It seems appropriate that these typewriters are neither here nor there (or perhaps here AND there). That they are floating in limbo, looking ghostly, out of spatial focus. Because that’s what’s happened to typewriters.
For perhaps a century, manual typewriters were the workhorses of offices and schools and universities. Secretaries typed letters and documents, students typed reports and papers. Authors laboriously typed manuscripts (I know, I did two of them), fingers blackened with carbon paper, tubes of white-out at the ready to conceal inevitable mistakes.
Dah dadah dadah dadah dadah, ding! Letters scudding across a line, then ding! and throw the carriage back, again and again and again and again— I suspect this is all incomprehensible to the generations who have grown up on word processors, for whom computers do all the heavy lifting, who are unaware of how much heavy lifting there was.
Two writer friends of mine still insist on manual typewriters, and they have a tough time of it. Finding new ones is almost impossible, finding repair parts and skilled technicians to do necessary repairs to their precious machines is even more difficult.
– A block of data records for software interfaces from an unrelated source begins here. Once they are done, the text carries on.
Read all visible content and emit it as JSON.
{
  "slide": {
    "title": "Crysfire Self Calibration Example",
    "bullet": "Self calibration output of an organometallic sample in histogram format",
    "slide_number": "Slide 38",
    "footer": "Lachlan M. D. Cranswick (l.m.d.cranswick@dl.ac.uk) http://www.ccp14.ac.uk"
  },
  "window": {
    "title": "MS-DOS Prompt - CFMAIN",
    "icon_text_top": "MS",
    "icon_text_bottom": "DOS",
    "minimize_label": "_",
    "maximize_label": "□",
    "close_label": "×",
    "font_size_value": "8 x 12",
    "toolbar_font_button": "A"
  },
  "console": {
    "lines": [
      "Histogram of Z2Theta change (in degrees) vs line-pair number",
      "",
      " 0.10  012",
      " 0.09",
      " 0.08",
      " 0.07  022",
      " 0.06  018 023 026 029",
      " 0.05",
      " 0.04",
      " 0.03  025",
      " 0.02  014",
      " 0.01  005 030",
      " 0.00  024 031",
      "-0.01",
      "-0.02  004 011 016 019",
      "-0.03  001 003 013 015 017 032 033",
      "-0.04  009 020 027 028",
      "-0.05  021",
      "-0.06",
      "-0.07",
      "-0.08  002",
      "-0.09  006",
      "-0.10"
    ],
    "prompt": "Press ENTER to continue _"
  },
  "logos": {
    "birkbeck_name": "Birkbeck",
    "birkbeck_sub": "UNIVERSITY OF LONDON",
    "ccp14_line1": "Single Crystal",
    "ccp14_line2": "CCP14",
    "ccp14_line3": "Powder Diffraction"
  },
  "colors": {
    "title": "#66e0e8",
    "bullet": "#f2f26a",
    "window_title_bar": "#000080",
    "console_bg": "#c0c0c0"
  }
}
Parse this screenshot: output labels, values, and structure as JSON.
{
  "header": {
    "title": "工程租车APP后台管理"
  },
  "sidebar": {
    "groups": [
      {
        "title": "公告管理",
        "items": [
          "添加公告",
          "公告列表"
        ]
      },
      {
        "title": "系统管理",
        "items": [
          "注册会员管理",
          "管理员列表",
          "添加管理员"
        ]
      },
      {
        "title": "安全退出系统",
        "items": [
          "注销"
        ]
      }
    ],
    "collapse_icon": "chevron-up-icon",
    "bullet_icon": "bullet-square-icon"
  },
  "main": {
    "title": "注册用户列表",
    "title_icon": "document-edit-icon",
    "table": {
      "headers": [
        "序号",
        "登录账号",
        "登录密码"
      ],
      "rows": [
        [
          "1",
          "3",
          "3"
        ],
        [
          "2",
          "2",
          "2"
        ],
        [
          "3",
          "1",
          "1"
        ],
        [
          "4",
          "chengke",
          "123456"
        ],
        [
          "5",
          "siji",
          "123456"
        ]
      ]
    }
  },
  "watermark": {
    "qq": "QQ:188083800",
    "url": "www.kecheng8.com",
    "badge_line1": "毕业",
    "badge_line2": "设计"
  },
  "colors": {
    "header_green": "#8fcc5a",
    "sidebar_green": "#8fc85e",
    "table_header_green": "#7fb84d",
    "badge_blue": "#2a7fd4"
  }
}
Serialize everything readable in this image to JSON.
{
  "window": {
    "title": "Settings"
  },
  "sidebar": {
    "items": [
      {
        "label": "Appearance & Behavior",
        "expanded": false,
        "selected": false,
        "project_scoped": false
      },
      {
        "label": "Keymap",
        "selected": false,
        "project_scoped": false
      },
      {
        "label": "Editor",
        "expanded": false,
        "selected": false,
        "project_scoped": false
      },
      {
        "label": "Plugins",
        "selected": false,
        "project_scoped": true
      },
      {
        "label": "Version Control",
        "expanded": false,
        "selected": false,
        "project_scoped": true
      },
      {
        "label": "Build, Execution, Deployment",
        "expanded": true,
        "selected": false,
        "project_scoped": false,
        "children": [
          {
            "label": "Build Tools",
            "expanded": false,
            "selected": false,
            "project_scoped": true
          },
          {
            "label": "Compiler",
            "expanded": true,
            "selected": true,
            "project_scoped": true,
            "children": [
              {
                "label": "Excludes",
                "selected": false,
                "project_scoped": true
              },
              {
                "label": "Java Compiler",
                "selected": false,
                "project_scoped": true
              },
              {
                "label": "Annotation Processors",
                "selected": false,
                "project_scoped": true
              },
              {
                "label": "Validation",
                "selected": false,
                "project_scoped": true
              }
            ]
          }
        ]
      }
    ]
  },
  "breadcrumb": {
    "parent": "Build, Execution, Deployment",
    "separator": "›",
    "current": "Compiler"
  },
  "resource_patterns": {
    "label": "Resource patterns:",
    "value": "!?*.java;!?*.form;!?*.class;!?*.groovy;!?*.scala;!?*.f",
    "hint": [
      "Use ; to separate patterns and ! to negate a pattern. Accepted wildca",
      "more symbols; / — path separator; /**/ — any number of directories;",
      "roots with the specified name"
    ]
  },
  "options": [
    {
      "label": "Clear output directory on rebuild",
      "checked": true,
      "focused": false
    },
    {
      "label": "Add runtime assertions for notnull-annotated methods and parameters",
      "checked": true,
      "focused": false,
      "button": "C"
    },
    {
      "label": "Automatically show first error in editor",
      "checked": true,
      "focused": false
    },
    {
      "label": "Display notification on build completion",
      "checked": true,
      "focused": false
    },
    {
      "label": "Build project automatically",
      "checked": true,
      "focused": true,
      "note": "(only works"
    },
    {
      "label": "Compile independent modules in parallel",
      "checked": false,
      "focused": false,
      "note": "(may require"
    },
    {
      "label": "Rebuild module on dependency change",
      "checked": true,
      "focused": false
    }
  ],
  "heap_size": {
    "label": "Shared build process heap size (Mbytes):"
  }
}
In the window of this typewriter (and computer) store on Amherst’s main street, the last of the few make a farewell appearance. The rest of the store is devoted to the mundane business of computer repairs. But compared to this vanishing species, these glamorous stars of another era, where is there any romance in computers?
Ave atque vale: to typewriters!